For each line below that holds "JSON", return the line as it stands.

━━ RECORDS SHOWN

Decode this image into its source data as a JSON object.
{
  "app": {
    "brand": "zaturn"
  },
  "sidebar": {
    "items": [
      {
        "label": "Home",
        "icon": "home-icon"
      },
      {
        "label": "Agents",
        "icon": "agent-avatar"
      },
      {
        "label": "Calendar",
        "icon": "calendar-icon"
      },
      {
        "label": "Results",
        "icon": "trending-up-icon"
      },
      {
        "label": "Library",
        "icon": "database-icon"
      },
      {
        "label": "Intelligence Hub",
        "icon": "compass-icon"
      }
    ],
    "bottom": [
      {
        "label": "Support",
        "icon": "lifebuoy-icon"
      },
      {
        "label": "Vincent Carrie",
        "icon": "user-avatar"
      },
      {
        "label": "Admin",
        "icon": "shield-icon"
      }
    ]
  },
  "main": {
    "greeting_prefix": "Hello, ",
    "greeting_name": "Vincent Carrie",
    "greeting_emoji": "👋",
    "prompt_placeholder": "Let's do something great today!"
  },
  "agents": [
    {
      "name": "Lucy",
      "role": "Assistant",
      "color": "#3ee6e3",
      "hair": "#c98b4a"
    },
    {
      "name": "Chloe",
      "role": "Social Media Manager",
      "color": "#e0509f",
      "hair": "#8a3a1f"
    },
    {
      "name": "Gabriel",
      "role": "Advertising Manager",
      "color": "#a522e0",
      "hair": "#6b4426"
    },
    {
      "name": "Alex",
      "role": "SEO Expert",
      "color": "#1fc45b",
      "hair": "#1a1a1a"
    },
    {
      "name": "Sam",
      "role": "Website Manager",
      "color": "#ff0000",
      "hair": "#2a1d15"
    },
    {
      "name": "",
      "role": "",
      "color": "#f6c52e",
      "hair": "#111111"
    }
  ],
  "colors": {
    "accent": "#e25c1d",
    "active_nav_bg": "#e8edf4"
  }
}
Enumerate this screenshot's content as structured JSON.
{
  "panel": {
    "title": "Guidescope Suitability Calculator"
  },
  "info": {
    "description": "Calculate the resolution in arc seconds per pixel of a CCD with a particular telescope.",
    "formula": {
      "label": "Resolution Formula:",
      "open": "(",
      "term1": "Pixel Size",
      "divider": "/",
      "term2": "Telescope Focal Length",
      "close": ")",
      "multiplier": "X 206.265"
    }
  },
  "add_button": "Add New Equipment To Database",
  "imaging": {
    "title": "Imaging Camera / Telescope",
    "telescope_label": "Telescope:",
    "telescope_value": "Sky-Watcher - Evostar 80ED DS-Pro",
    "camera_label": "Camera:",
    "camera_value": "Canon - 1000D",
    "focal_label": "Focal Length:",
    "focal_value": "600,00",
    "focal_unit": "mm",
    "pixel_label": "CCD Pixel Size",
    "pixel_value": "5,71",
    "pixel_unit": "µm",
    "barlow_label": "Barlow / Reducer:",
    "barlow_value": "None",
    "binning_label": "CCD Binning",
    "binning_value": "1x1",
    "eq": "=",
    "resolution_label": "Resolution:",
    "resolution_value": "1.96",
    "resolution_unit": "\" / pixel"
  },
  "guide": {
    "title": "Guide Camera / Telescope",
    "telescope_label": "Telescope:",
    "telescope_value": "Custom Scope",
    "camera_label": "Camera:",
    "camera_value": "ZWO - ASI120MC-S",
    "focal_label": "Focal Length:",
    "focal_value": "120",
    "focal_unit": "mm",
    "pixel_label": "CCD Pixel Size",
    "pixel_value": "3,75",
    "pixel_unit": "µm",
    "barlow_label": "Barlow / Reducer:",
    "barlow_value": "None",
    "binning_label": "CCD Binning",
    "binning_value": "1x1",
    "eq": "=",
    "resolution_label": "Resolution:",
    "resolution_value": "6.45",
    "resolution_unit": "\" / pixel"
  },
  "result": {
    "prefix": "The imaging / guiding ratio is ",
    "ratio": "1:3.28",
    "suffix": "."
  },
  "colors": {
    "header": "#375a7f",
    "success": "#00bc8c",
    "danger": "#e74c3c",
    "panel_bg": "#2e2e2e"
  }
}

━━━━

▶ _OUTPUT FOR THIS TASK_
Decode this image into its source data as a JSON object.
Enumerate this screenshot's content as structured JSON.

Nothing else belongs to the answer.